# [Required work]
Would you please return every line from the listing that contains the word "icon"?

# [Data records]
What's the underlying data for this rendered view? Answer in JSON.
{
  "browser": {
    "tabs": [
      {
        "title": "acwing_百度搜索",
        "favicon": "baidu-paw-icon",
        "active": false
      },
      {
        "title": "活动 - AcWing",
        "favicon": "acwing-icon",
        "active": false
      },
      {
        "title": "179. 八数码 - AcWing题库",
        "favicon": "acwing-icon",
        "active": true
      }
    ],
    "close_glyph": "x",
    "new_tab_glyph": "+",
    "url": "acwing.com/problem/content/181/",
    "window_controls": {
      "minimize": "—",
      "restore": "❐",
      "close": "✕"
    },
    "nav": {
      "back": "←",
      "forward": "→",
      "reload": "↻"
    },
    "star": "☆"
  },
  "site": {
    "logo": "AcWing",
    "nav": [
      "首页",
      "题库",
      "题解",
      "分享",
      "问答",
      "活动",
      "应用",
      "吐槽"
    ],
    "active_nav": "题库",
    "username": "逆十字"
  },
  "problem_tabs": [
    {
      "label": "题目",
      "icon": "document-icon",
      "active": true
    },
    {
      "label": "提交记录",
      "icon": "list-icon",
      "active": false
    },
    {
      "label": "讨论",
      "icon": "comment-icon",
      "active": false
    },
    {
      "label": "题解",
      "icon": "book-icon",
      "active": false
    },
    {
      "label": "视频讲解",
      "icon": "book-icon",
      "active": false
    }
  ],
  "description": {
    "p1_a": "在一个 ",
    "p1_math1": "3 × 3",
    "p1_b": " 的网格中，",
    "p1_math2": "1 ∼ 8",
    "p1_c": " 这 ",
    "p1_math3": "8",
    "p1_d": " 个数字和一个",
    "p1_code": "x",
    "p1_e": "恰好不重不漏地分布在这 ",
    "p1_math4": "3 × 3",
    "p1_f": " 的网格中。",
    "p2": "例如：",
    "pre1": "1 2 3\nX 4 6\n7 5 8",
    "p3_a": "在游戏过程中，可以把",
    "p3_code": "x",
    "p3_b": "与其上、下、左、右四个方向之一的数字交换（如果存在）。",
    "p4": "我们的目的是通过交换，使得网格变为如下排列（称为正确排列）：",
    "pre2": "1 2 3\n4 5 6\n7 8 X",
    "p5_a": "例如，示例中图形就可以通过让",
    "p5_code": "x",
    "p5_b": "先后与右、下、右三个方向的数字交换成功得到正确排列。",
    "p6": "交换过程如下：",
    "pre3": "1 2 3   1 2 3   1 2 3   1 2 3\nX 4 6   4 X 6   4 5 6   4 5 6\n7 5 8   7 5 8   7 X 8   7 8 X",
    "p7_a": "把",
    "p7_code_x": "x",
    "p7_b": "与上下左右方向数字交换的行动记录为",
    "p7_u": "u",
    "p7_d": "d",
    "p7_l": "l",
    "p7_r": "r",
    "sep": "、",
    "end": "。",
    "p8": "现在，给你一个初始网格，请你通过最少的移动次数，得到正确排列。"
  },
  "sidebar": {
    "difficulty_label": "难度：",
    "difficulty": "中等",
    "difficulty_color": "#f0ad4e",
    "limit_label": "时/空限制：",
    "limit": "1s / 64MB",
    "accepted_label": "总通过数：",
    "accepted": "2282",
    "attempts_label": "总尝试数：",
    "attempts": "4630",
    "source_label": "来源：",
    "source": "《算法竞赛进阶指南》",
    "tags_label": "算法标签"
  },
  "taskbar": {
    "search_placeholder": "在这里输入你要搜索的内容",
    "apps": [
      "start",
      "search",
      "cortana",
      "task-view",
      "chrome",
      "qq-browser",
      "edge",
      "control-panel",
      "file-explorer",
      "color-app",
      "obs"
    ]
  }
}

# [Response to this exercise]
        "favicon": "baidu-paw-icon",
        "favicon": "acwing-icon",
        "favicon": "acwing-icon",
      "icon": "document-icon",
      "icon": "list-icon",
      "icon": "comment-icon",
      "icon": "book-icon",
      "icon": "book-icon",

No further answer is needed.